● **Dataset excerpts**
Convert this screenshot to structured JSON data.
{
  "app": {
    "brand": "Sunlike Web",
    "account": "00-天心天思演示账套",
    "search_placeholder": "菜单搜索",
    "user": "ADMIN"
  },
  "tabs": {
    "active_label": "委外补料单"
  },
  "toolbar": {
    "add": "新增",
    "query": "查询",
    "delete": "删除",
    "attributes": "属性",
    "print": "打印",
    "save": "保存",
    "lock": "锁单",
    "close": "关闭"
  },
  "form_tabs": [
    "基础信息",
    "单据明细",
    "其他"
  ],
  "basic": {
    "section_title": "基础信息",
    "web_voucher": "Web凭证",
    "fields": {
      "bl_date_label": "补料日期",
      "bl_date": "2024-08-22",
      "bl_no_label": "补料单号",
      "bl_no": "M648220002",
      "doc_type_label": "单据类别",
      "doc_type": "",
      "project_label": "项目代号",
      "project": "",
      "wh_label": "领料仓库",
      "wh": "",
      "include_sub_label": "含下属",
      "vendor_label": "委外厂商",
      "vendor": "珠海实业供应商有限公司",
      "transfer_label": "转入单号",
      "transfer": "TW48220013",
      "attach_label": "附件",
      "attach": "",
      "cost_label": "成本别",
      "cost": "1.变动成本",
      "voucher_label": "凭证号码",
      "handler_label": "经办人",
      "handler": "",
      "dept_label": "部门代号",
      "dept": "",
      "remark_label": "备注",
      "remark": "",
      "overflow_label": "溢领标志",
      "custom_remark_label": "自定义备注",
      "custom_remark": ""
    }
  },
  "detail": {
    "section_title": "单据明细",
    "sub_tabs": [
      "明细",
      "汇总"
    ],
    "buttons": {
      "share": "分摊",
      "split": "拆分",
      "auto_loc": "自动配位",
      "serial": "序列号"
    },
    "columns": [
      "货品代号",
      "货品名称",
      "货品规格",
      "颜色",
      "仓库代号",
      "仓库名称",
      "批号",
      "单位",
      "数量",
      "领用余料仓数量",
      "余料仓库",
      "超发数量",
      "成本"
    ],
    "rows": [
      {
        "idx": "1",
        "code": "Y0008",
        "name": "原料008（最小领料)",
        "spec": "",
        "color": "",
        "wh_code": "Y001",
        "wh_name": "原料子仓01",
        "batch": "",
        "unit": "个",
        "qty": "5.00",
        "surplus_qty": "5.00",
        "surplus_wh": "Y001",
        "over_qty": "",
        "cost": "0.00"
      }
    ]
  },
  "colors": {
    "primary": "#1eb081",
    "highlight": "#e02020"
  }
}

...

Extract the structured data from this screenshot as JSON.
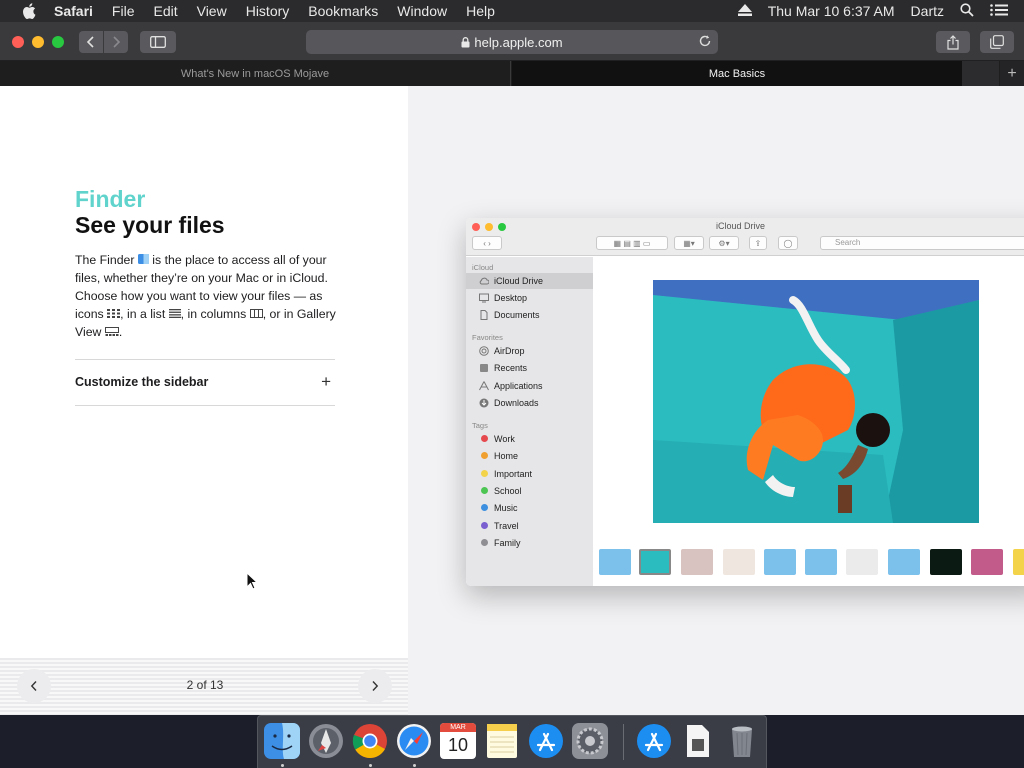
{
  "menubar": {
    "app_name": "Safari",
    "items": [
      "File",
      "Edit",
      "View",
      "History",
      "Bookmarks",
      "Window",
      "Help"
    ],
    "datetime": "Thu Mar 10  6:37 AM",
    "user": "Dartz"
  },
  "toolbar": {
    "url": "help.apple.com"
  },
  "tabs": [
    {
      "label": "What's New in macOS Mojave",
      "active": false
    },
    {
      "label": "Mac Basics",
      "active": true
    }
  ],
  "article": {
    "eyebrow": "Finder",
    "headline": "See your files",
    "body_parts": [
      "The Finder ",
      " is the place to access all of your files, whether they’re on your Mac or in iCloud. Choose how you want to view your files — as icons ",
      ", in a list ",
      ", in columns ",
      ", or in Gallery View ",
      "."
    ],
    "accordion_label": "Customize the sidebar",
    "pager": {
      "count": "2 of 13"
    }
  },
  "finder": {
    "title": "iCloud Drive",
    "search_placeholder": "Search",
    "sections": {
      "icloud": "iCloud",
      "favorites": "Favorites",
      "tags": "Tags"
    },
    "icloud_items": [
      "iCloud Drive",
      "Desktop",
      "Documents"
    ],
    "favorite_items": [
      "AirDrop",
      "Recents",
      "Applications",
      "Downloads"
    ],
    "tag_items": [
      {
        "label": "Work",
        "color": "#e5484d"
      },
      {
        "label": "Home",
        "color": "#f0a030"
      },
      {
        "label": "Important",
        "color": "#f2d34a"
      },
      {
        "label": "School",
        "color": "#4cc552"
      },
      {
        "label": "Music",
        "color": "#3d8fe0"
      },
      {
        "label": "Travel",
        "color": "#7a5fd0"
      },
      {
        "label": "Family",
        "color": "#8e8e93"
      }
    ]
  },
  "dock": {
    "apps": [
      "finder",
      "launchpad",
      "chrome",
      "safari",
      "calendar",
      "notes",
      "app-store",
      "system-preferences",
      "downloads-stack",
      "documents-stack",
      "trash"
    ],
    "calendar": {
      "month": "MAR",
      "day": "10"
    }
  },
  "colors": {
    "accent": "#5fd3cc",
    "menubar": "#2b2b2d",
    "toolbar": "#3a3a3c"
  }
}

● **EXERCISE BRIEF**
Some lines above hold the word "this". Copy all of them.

● **RESULT OF THE EXERCISE**
Convert this screenshot to structured JSON data.
Extract the structured data from this screenshot as JSON.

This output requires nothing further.